As I continue to work at being smart about over-scheduling, I am moving from a season of pruning away figurative life-clutter into a season of getting rid of actual, filling-my-house, clutter. No one in my house is a collector, or a hoarder, but there is just a lot of, well, stuff. The way this scenario would have played out in the past goes something like this: Live, obtain stuff, use stuff, put stuff away in different places, lose stuff as it gets covered by new stuff, organize big heaps of stuff into more structured big heaps of stuff, get frustrated, lose my mind, snap, and spend three weeks using every open moment to tackle every single room, donating, throwing-away, and super cleaning. I suppose life experience and parenting has helped me realize that this is not a sustainable system. So instead I have made the very sensible decision to just take a section at a time as I go about my normal day. When that shelf is so full that I can't put something else on it without five minutes of balancing things just right, I will take the 15 minutes required to take the stuff down, throw away what is expired, old, and over-used, start a donate bag for the items that someone else could use for a while, and have one less cluttered shelf. You might ask why I haven't been doing that all along, but this is a paradigm shift for me. I am fighting life-long learned tendencies to keep things because I might be able to somehow reuse them and save the money and hassle of buying a new one. It is why I am just starting, 14 years after graduating from college, to throw away gross college t-shirts that I had just in case I needed to a dirty job. Not even a mechanic could need the amount of ratty t-shirts I have collected. My need for order and space is finally beating out that need to keep things "just in case."
- Expired drug-store items have been trashed (expired in 2009? really??)
- Kitchen cabinets have been cleared of glassware (how did we ever collect enough sets of margarita glasses and beer steins to entertain an entire frat house?)
- Place-mats that have been used since we were married have been replaced (10 years creates a lot of stains)

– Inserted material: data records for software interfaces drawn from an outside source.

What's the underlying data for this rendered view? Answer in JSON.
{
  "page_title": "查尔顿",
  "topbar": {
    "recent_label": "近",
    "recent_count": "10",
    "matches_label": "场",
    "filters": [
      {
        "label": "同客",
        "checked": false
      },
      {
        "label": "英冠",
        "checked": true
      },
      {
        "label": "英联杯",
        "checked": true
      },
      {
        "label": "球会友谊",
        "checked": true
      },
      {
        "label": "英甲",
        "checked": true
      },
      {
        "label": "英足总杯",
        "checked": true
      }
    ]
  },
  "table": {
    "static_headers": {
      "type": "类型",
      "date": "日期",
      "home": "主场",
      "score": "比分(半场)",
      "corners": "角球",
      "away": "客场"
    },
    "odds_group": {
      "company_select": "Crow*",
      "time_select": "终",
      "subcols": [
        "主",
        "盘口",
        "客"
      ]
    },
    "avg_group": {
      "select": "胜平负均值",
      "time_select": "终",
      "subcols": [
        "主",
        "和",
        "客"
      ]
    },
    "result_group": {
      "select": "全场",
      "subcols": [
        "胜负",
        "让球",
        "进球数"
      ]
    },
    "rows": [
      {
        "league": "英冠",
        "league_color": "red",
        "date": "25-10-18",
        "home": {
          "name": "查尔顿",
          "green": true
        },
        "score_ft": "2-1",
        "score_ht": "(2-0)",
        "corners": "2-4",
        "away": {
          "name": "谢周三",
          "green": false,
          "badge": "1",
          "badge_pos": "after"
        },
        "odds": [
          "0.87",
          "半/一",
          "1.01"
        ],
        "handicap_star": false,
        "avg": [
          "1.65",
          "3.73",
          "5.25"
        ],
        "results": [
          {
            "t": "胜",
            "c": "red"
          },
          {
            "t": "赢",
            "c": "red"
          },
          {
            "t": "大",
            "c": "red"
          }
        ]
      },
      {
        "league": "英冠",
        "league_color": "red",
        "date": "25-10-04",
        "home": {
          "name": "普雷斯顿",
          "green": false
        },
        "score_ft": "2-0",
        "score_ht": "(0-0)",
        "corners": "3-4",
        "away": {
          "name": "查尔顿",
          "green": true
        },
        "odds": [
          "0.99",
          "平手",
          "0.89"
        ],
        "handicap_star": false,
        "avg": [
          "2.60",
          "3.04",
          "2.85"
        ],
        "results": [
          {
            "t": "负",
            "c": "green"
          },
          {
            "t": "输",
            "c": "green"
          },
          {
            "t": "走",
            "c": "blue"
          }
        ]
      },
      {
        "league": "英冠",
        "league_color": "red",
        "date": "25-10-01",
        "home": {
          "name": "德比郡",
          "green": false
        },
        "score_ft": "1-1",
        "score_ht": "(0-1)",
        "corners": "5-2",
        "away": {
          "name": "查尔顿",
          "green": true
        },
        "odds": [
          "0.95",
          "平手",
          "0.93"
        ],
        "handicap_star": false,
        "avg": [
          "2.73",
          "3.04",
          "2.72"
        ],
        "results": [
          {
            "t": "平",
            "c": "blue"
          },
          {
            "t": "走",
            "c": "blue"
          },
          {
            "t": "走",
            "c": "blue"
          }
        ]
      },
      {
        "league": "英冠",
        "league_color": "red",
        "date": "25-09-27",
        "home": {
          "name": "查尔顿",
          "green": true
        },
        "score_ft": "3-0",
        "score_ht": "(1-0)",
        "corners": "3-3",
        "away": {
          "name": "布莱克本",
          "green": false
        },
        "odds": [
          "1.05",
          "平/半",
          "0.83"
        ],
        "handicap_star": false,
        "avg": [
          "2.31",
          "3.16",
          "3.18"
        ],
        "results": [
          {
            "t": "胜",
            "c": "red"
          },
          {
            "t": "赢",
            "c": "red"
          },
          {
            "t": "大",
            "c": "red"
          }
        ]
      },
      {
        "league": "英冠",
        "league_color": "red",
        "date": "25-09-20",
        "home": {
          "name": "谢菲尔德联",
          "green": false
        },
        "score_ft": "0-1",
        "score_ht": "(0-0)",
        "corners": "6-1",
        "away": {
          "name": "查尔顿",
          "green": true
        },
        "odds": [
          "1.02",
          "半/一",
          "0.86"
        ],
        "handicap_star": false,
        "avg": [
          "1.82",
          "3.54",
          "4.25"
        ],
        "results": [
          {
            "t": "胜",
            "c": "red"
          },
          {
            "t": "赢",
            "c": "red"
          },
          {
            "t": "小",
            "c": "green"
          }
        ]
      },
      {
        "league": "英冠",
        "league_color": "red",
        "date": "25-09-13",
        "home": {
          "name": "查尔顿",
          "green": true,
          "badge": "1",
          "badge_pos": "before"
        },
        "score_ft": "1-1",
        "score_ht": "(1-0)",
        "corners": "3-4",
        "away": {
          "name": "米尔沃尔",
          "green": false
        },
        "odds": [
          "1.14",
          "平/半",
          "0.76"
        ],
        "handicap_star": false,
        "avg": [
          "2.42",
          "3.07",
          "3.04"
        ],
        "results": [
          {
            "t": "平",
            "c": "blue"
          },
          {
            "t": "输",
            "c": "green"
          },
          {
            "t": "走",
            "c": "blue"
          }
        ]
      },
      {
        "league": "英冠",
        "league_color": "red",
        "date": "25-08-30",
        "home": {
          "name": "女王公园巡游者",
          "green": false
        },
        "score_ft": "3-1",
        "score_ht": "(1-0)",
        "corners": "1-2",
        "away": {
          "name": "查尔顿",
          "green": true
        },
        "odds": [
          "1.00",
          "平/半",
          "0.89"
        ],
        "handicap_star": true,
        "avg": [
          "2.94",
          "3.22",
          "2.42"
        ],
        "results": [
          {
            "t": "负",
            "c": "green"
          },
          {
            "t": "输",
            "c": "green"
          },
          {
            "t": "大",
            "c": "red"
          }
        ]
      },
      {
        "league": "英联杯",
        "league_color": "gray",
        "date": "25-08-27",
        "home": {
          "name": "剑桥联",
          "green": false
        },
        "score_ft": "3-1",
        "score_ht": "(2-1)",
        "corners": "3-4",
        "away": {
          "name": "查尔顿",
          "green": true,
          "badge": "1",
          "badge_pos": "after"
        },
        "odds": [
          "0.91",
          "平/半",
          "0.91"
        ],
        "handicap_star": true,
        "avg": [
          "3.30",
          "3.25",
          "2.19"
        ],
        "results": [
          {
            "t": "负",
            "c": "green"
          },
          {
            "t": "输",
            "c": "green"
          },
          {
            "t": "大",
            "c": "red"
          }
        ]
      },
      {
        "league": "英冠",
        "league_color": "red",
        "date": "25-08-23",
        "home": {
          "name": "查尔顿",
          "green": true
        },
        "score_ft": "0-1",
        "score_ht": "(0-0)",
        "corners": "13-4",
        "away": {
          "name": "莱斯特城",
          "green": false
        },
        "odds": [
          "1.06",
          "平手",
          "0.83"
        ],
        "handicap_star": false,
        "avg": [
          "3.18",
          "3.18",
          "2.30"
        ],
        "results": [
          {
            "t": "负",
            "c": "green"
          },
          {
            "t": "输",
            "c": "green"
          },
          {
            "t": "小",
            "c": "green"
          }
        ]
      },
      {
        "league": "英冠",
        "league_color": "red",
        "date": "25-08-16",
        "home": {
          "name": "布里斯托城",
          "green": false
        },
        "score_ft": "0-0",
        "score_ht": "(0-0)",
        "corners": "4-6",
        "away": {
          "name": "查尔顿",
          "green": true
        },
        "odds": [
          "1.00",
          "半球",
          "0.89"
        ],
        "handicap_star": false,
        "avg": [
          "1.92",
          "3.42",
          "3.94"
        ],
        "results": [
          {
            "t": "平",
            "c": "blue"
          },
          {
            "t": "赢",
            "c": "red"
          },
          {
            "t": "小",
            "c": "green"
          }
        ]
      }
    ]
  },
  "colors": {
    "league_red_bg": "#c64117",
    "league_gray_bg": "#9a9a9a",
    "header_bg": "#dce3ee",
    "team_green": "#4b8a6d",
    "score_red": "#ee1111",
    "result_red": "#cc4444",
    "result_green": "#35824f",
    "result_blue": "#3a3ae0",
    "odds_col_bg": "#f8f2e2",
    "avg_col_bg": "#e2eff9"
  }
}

- Another bag of clothes has been donated
- An armada of plastic grocery bags has been dropped off at the store for recycling
- At least a year's-worth of batteries was taken for recycling (did I mention we have a three-year-old who likes toys that make noise?)
I am still wondering what finally changed in me that I decided to do things differently. Clearly, scaling back has been the over-riding theme this past year, and it is a very welcome and positive move. I'm just not sure what finally pushed me, gave me the bravery, the ability to stand up to myself, the oom-pha, to finally just do it. I suppose that shouldn't matter, but it is something I ponder anyway.
What mountains have you scaled after living under the assumption they were just too high? What changes are being put on your heart that you might not be paying enough attention to yet?